Published works by Carl Wunderle includeAmerican Fantasia für die Harfe. Chicago: Lyon & Healy, 1903. Repository: Music and Dance Library, Harold B. Lee Library, Brigham Young University, Provo, Utah, USA. Digital copy available from Brigham Young University.
Swedish Fantasy for viola d'amore. Edited by Dr. Gordon Childs, and published as a Viola d'amore Society of America Edition.
Homage à Spohr for viola d'amore. Edited by Dr. Gordon Childs, and published as a Viola d'amore Society of America Edition.
Manuscript works by Carl Wunderle include
Compositions and arrangements for the viola d'amore which were donoted by John and Pearl Poellet to the [New York Public Library for the Performing Arts] at Lincoln Center and are housed with the Walter Voigtlander Collection there. The works of Carl Wunderle in this collection include:
Manuscript CompositionsFantasie Suedoise (Swedish Fantasy) for Viola d'amore and Piano
American Fantasie for Viola d'amore and Piano
Concertino Op. 47, “Homage a Spohr” for Viola d'amore and Harpsichord
Manuscript ArrangementsConcerto for Viola d'amore and Lute - Vivaldi (Score and Parts. Arr. 1: Violin I & II, Bass, Viola d'amore, Lute part transcribed for Viola. Arr. 2: Largo Movement for Viola d'amore, Flute, 3 Violins, Violincello, Cembalo)
Baroque Dances derived from Violin, Cello and Keyboard Suites - Bach (Gavotte, Siciliano, Praeludio, Sarabande I, Sarabande II)
Cavatina “Se pel rigor” from La Juive for Viola d'amore and Piano - F. E. Halevy
Sonata da Camera Op. 6 No. 3 for Viola d'amore and Cembalo - Locatelli (Andante, Minuetto con Altro, Allegro)

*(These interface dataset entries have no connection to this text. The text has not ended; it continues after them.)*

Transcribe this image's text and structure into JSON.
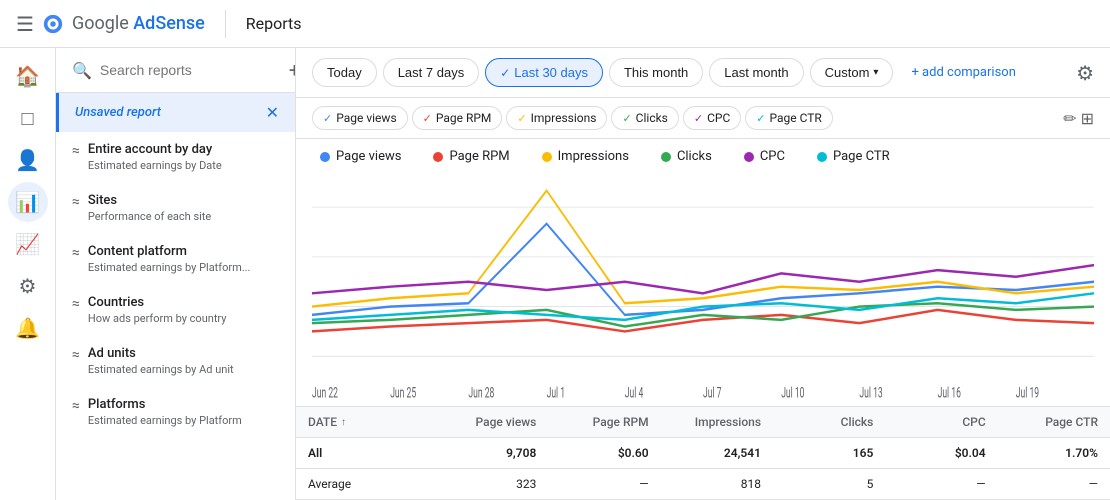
{
  "topbar": {
    "menu_icon": "☰",
    "brand_google": "Google",
    "brand_adsense": "AdSense",
    "page_title": "Reports"
  },
  "filter_bar": {
    "today": "Today",
    "last_7_days": "Last 7 days",
    "last_30_days": "Last 30 days",
    "this_month": "This month",
    "last_month": "Last month",
    "custom": "Custom",
    "add_comparison": "+ add comparison",
    "settings_icon": "⚙"
  },
  "metrics": [
    {
      "label": "Page views",
      "color": "#4285f4",
      "checked": true
    },
    {
      "label": "Page RPM",
      "color": "#ea4335",
      "checked": true
    },
    {
      "label": "Impressions",
      "color": "#fbbc04",
      "checked": true
    },
    {
      "label": "Clicks",
      "color": "#34a853",
      "checked": true
    },
    {
      "label": "CPC",
      "color": "#9c27b0",
      "checked": true
    },
    {
      "label": "Page CTR",
      "color": "#00bcd4",
      "checked": true
    }
  ],
  "legend": [
    {
      "label": "Page views",
      "color": "#4285f4"
    },
    {
      "label": "Page RPM",
      "color": "#ea4335"
    },
    {
      "label": "Impressions",
      "color": "#fbbc04"
    },
    {
      "label": "Clicks",
      "color": "#34a853"
    },
    {
      "label": "CPC",
      "color": "#9c27b0"
    },
    {
      "label": "Page CTR",
      "color": "#00bcd4"
    }
  ],
  "chart_labels": [
    "Jun 22",
    "Jun 25",
    "Jun 28",
    "Jul 1",
    "Jul 4",
    "Jul 7",
    "Jul 10",
    "Jul 13",
    "Jul 16",
    "Jul 19"
  ],
  "table": {
    "headers": [
      "DATE",
      "Page views",
      "Page RPM",
      "Impressions",
      "Clicks",
      "CPC",
      "Page CTR"
    ],
    "rows": [
      {
        "date": "All",
        "page_views": "9,708",
        "page_rpm": "$0.60",
        "impressions": "24,541",
        "clicks": "165",
        "cpc": "$0.04",
        "page_ctr": "1.70%"
      },
      {
        "date": "Average",
        "page_views": "323",
        "page_rpm": "—",
        "impressions": "818",
        "clicks": "5",
        "cpc": "—",
        "page_ctr": "—"
      }
    ]
  },
  "sidebar": {
    "search_placeholder": "Search reports",
    "unsaved_report": "Unsaved report",
    "items": [
      {
        "title": "Entire account by day",
        "subtitle": "Estimated earnings by Date",
        "icon": "≈"
      },
      {
        "title": "Sites",
        "subtitle": "Performance of each site",
        "icon": "≈"
      },
      {
        "title": "Content platform",
        "subtitle": "Estimated earnings by Platform...",
        "icon": "≈"
      },
      {
        "title": "Countries",
        "subtitle": "How ads perform by country",
        "icon": "≈"
      },
      {
        "title": "Ad units",
        "subtitle": "Estimated earnings by Ad unit",
        "icon": "≈"
      },
      {
        "title": "Platforms",
        "subtitle": "Estimated earnings by Platform",
        "icon": "≈"
      }
    ]
  },
  "nav_icons": [
    "⊞",
    "🏠",
    "□",
    "👤",
    "📊",
    "📈",
    "⚙",
    "🔔"
  ]
}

Concerto for Viola da Gamba & Continuo arr. Viola d'amore and Piano - G. Tartini (Poco largo, Allegro moderato, Grave, Finale allegro)
Valse for Viola d'amore and Piano - Brahms
Theme & Variations for Viola d'amore and Piano - P. Locatelli
“Celeste Cecile,” Meditation Religioso for Viola d'amore and Harp - C. Miris
2nd Tarantella, “La Belle Napolitaine” for Viola d'amore & Piano - G. Papini (piano part missing)
Confidence for solo Viola d'amore - H. Engelmann
Ballet No 52 from Orpheus for Viola d'amore & Cembalo - C. W. Gluck
Chaconne from Orpheus for Viola d'amore, Flute or Violin - C. W. Gluck (Viola da Gamba or Violincello, Cembalo)